And, as it is often with family members, that includes the good and the bad.
The early stages proved rocky even as they won three consecutive NBA championships. Bryant expressed frustration with Jackson’s triangle system stifling his individual talent. Bryant sensed Jackson sided with Shaquille O’Neal during the pair’s ongoing feud. Jackson also described Bryant as “uncoachable” in his book, “The Last Season,” which detailed the Lakers’ 2003-04 campaign that ended with a loss to the Detroit Pistons in the NBA Finals and the team’s eventual dismantling.
The two then reunited in 2006, eventually won two more NBA titles and have kept a close relationship since.
“I love Kobe Bryant. I consider him like my son,” Jackson told Seth Davis in an interview aired on Campusinsiders.com. I consider him as someone who I had a tense relationship with, but something that has mellowed through the course of the years.”

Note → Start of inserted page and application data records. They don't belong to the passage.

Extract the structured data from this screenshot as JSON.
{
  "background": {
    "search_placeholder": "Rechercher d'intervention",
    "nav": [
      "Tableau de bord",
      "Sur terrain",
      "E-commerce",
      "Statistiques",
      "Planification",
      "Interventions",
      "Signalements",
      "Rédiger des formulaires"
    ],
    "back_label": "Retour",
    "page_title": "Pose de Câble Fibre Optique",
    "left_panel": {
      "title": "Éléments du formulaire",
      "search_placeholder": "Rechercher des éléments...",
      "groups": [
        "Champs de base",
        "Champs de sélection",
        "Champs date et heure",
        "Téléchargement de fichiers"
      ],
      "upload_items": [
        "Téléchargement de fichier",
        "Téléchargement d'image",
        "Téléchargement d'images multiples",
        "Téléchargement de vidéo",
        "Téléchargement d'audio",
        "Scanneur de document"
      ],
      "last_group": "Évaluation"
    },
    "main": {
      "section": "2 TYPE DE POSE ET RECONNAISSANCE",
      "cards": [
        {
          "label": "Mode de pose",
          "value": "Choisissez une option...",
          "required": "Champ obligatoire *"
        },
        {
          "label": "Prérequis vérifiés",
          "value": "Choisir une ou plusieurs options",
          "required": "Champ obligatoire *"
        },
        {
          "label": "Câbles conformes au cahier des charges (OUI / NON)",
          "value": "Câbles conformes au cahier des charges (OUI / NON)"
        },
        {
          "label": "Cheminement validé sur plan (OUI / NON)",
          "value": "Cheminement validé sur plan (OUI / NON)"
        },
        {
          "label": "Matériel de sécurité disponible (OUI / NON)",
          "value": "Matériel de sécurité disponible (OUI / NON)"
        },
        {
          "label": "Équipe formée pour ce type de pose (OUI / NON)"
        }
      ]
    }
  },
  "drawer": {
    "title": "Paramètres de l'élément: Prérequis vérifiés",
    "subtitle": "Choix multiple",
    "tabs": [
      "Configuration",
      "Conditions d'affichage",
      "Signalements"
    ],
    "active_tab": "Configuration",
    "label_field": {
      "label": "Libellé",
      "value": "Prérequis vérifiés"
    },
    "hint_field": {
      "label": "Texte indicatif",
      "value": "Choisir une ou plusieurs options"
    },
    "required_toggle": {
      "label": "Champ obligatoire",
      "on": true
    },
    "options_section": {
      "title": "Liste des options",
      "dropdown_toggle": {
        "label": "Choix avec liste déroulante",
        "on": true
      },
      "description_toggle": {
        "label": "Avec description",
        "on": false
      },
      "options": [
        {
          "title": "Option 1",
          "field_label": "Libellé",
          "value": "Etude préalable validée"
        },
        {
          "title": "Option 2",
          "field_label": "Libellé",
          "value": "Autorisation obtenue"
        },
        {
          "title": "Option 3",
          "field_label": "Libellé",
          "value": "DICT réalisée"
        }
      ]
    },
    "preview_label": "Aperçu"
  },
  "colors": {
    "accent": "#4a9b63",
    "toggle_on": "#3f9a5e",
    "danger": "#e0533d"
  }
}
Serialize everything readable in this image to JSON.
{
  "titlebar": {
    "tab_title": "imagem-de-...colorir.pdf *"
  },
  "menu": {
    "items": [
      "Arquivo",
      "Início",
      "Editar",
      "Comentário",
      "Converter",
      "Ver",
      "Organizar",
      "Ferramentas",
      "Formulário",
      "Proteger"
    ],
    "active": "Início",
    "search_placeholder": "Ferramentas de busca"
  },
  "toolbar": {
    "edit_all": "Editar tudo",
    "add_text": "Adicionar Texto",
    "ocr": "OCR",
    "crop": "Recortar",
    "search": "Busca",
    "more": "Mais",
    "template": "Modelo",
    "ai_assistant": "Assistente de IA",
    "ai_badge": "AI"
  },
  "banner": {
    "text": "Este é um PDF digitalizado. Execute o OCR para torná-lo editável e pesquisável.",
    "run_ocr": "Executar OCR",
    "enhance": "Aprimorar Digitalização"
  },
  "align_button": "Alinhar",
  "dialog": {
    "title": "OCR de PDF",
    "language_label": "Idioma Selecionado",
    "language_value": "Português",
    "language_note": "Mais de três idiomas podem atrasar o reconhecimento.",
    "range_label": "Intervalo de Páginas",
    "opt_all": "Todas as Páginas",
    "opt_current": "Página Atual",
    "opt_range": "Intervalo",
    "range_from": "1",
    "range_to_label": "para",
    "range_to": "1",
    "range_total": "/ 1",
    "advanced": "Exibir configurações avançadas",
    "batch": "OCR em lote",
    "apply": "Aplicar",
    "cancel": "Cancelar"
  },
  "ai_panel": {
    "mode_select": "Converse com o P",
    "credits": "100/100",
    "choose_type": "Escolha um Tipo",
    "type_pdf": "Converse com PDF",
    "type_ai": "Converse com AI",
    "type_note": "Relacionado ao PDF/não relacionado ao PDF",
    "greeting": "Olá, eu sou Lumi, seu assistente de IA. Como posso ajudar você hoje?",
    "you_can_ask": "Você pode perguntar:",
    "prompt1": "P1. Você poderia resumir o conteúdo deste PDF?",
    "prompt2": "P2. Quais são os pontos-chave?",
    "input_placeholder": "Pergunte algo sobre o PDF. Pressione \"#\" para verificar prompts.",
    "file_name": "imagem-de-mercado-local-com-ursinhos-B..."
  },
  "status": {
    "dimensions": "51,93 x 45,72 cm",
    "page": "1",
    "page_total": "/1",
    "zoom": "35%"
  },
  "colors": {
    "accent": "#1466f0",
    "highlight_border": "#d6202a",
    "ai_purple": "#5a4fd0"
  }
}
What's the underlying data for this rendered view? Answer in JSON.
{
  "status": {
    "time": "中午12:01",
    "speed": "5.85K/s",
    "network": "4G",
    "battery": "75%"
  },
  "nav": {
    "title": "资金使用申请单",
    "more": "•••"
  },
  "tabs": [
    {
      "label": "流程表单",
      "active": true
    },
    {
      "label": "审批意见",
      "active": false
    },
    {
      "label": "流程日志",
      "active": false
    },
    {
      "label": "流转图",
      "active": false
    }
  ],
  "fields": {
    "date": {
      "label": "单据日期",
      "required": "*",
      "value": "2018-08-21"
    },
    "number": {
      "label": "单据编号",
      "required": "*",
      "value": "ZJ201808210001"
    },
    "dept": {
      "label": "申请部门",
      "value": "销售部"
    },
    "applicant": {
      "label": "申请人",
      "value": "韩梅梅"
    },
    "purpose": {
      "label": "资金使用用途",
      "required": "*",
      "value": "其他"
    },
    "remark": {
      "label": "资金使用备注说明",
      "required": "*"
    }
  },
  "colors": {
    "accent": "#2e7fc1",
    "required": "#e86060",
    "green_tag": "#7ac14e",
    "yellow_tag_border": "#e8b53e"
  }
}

Still, Jackson hardly avoided uncomfortable topics surrounding Bryant in his interview with Davis.
Jackson noted how Bryant’s thirst for scoring often made him a difficult teammate. He acknowledged asking the Lakers’ front office to trade Bryant during his first stint with the Lakers Jackson even admitted that Bryant’s eventually dismissed sexual assault charge in 2003 tainted his view toward his player partly because his daughter was an assault victim while dating an athlete in college.
But Jackson sounds very understanding on why Bryant no long could co-exist with O’Neal even if it came at the expense of winning more NBA championships together. It all traced back when O’Neal delayed having toe surgery following the Lakers’ third consecutive title run in 2002, causing the former Lakers center to miss the first 12 games of the 2002-03 season. The Lakers eventually lost in the Western Conference semifinals to the San Antonio Spurs.
“He felt Shaq did not do the operation appropriately for his team on a time frame that would’ve given us four championships,” Jackson said of Bryant’s though process. “Rehab didn’t make Shaq the player he was before. That limited our ability to get a fourth consecutive championship. That really grinded Kobe down. Next year, he was done with Shaq and everything blew up a little bit on that process.”
Afterwards, Jackson was let go and the Lakers traded O’Neal to the Miami Heat. The two patched up their relationship though after Jackson rejoined the Lakers for the 2005-06 season.
“I consider him as someone who I had a tense relationship with,” Jackson said, “but something that has mellowed through the course of the years.”
Follow L.A. Daily News Lakers beat writer Mark Medina on Twitter. E-mail him at firstname.lastname@example.org